When I was younger, I used to regularly turn my shower from hot to cold back and forth. It was something a doctor had recommended to stimulate my hypothalamus before I was diagnosed with Hashimoto's when he told ‘ME wasn’t a real condition’ and that I was ‘just’ suffering from depression (as if, even if that had been true, ‘it wasn’t a big deal’)*.
Weirdly, as much as I hated those cold showers, I definitely did feel like they benefitted my energy levels, albeit temporarily, and they quickly became apart of my daily routine to help me manage to get to college each day.
Fast forward 15 years and I’ve stopped doing it.
I don’t know when or why, maybe it was after having children, but somewhere along the way the routine got broken and I didn’t keep it up.
Then someone recommended ‘Goop Lab’ on Netflix. I’ve heard of Gwyneth Paltrow’s Goop brand before, but never really looked into it - most of the people I heard talk about it were pretty dismissive and said it was pretty ‘out there’ but then, I guess, some of those people think using essential oils to alter your mood or ingesting them is pretty ‘out there’ too.
The first episode intrigued me because it was about taking psychedelic drugs to help with trauma therapy. Fascinating, not something I’m into, but I'm always interested in learning about different approaches to therapy.
I haven’t watched the whole series, and I definitely wasn’t enamoured with some of it, but it was entertaining, Gwyneth and team come across as endearing and vulnerable, and it raised some interesting questions. (spoiler: don’t watch episode 3 unless you are super comfortable with looking at VERY intimate female body parts!).
The second episode was the one that really hooked me in though.
This is a big deal for those with autoimmune diseases, panic disorders, or all kinds of chronic illness.
He talks about using a breathing method (which, from what I can tell, is similar to the ‘breathing up’ technique that many free-divers use), cold water therapy and mindfulness. So I started to do a bit more research. Unlike the psychedelic mushrooms or the ‘vampire facials,’ this was something I was willing to try. After all, it showed promise in a clinical trial for patients with axial spondyloarthritis and it wasn't going to do any harm to try it.
In the goop lab show, one of the the women sees a significant reduction in her chronic anxiety symptoms and everyone seemed to feel that it had been beneficial to them overall - even if they did have to do yoga in the snow!

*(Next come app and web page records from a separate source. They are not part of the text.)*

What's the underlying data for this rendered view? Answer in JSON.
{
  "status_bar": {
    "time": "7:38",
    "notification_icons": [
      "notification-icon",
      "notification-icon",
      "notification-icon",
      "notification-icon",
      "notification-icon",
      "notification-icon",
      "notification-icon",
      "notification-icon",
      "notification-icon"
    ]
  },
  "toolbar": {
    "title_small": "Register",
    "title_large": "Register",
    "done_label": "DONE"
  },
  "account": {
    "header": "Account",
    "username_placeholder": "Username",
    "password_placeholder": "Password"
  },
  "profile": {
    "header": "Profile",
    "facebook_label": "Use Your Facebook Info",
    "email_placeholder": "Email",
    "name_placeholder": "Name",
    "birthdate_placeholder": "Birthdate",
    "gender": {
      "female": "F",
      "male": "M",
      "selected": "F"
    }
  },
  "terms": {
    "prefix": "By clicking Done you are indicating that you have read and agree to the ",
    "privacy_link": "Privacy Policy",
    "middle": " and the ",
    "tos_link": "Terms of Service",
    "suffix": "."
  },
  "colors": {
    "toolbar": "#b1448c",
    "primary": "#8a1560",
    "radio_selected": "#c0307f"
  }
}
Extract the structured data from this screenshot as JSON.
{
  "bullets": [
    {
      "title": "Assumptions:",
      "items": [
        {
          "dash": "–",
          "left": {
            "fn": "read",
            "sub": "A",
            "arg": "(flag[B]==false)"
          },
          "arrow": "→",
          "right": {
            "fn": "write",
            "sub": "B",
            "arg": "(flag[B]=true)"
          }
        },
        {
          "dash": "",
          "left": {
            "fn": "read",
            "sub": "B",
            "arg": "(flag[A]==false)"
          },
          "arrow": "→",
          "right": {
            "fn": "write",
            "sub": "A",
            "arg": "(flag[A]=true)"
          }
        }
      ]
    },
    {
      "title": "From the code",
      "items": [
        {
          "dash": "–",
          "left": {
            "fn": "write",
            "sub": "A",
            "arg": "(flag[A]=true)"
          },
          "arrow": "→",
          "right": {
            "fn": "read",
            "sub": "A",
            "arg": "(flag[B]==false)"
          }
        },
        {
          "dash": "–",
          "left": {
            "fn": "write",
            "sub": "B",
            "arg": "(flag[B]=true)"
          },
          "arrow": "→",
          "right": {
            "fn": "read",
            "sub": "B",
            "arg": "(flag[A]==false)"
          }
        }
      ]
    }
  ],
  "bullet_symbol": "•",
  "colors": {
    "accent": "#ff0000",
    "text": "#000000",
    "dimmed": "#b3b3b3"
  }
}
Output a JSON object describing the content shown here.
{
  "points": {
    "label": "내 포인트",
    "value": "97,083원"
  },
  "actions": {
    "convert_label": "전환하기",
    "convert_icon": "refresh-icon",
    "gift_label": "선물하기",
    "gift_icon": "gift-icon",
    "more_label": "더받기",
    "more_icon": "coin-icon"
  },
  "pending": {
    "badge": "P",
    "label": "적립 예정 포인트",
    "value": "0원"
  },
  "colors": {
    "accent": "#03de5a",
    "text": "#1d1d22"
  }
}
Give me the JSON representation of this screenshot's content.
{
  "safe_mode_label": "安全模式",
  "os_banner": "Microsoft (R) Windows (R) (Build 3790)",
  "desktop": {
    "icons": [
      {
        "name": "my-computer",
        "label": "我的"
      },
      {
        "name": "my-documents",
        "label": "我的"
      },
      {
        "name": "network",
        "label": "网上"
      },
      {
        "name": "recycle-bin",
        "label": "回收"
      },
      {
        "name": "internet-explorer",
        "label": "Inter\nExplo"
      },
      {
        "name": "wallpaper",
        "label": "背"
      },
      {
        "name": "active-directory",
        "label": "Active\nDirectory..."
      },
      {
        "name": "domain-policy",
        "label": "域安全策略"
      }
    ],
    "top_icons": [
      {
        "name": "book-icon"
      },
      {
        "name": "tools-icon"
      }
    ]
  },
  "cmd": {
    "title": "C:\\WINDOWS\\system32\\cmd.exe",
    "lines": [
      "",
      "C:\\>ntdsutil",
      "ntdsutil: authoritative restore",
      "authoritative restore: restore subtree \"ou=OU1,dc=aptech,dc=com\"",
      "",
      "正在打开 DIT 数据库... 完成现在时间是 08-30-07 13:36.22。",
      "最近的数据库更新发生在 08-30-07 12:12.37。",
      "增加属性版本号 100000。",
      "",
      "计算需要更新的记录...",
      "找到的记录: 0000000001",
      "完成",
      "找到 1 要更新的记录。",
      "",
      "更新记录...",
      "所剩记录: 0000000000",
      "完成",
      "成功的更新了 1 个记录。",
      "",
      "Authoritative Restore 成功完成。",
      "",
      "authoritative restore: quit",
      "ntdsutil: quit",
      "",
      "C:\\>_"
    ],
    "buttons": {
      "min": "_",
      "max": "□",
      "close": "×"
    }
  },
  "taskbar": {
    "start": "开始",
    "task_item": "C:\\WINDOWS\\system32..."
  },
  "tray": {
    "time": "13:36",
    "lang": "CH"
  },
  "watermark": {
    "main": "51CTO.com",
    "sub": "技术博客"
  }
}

The first time I tried it, I could hold my breath a grand total of 8 seconds (at this time of year, my asthma is a little more active), but in just one round I nearly doubled that and by the third day of doing three rounds each morning, I could hold my breath for over 90 seconds at a time!
I’ve also started his 20 day ‘cold shower’ challenge, which thankfully only asks me to turn the shower cold at the end of my routine for 15 seconds at a time for the first week. It's not pleasant, but I do enjoy recording it in the app and getting a little sticker each day though - nothing like a little positive reinforcement!
I have to say, I feel good. It also helps to have a good way to start the day with some breathing and mindfulness, it doesn't take long, and because it requires active concentration I don't accidentally fall asleep!
Is it making much difference to my overall health?
Far too early to say, but it’s increasing my lung capacity, which is definitely a good thing, and I have found as he suggests in the voice guidance, that I am capable of consciously controlling my heart rate if I focus on it, even in the stress of cold water (and believe me, it’s a stress).
I like to lie on the floor with my diffuser on (wild orange and peppermint in the mornings to wake me up well) and enjoy some more intensive aromatherapy whilst I’m breathing ‘fully in’ alongside the voice guidance.
Let me know if you decide to try it. Community is always a great way to help make changes to your lifestyle.
*If you are suffering with ‘just’ depression, please know that my heart goes out to you. It’s a horrible and too often life-threatening condition that should be taken more seriously in my opinion.
If you need help or hope, please do reach out to me. I’d love to help you with your journey to living the best quality of life possible.